The Filmmaker’s Handbook: What is a Dutch Tilt?
A trademark of German Expressionism was the cinematic style’s ability to make the viewer feel uneasy. Scenes were frequently dark, set design was elaborate and exaggerated to emphasize madness and discontent, and so birthed a cinematic technique known as the “Dutch tilt,” or “Dutch angle.” The Dutch tilt (or canted angle) is a camera shot where the camera is tilted to create a disoriented, crooked shot. Its first notable use came from the Expressionist classic The Cabinet of Dr. Caligari (1920), where it was used to emphasize the fantastic and off-center nature of the film’s production design, which mirrored the social destruction of the Weimar Republic in Germany at the time.
Since Expressionism, the Dutch tilt naturally carried into the film noir genre with prominence. In modern filmmaking, directors heavily influenced by the Expressionist and noir genres, such as Tim Burton, Terry Gilliam, and Sam Raimi, use the technique readily. Today, they are most often found in horror pictures.
Dutch angles are sometimes montaged in a manner where the tilts are presented in opposition of each other (right-tilt, left-tilt, right-tilt, etc.). Sometimes these montages move in on a subject while flipping angles to create a maddening effect. Dutch tilts are further used to give the effect of atmospheric disquiet, intoxication, frantic energy, or psychosis, depending on its context. They can be static in nature, or coupled with simultaneous zooming or panning.

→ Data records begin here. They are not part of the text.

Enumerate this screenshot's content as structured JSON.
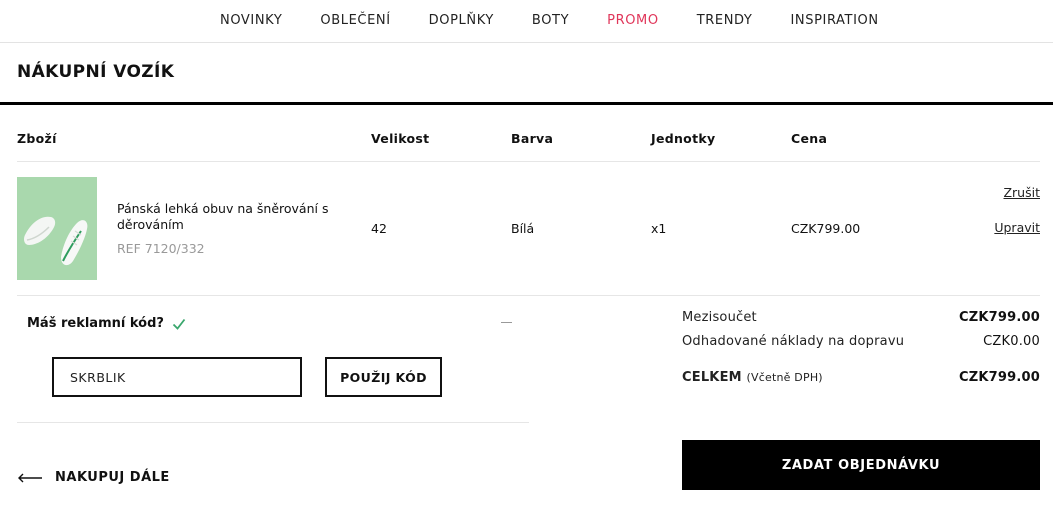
{
  "nav": {
    "items": [
      "NOVINKY",
      "OBLEČENÍ",
      "DOPLŇKY",
      "BOTY",
      "PROMO",
      "TRENDY",
      "INSPIRATION"
    ]
  },
  "page_title": "NÁKUPNÍ VOZÍK",
  "table": {
    "headers": [
      "Zboží",
      "Velikost",
      "Barva",
      "Jednotky",
      "Cena"
    ],
    "rows": [
      {
        "name": "Pánská lehká obuv na šněrování s děrováním",
        "ref": "REF 7120/332",
        "size": "42",
        "color": "Bílá",
        "units": "x1",
        "price": "CZK799.00",
        "cancel_label": "Zrušit",
        "edit_label": "Upravit"
      }
    ]
  },
  "promo": {
    "question": "Máš reklamní kód?",
    "code_value": "SKRBLIK",
    "apply_label": "POUŽIJ KÓD"
  },
  "continue_label": "NAKUPUJ DÁLE",
  "summary": {
    "subtotal_label": "Mezisoučet",
    "subtotal_value": "CZK799.00",
    "shipping_label": "Odhadované náklady na dopravu",
    "shipping_value": "CZK0.00",
    "total_label": "CELKEM",
    "total_note": "(Včetně DPH)",
    "total_value": "CZK799.00",
    "order_label": "ZADAT OBJEDNÁVKU"
  },
  "colors": {
    "accent_promo": "#e0365a",
    "thumbnail_bg": "#a9d8ad",
    "check": "#3aa76d",
    "button_bg": "#000000"
  },
  "icons": [
    "check-icon",
    "arrow-left-icon",
    "shoe-image"
  ]
}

Not all critics and film analysts appreciate the shot in modern filmmaking—The Lumiere Reader calls it “an artless maneuver, unsubtle and lacking in imagination. In grammatical terms, it’s the equivalent of a needless exclamation mark when inserted blatantly into a scene, and while part of the familiar visual language of cinema, it’s seldom warranted.”
The Third Man (1949) extensively used Dutch angles to show the main character’s alienation and isolation in a foreign location. Encountering Directors by Charles Thomas Samuels recounts that The Third Man director Carol Reed later joked that he received a good deal of teasing for the film’s preference for Dutch angles: “I used it so much in The Third Man, however, that I remember William Wyler, after seeing the film, made me the gift of a spirit level. ‘Carol,’ he said, ‘next time you make a picture, just put it on top of the camera, will you!’”
Dutch angles were used constantly in the 1960s Batman TV series and 1966 Adam West film, satirical pieces of entertainment wherein each character had their own identifying Dutch angle. (Some even re-dubbed the Dutch angle the Batman angle.)
Battlefield Earth (2000) drew criticism for its overuse of the technique. Roger Ebert said, “Roger Christian has learned from better films that directors sometimes tilt their cameras, but he has not learned why.” He gave the film his lowest possible rating.
In comparison, James Whale’s Bride Of Frankenstein (1935) is an effective early use of the Dutch tilt in horror cinema.
Another aging example, from the 1960 Twilight Zone (1959) episode “The Howling Man.”
The Dutch angle is an effective means of conveying various forms of distress and unease. Its overuse in cinema language has given it a somewhat bad reputation, losing favor over time, suggesting it only be used for proper reasons and not as a cinematic gimmick.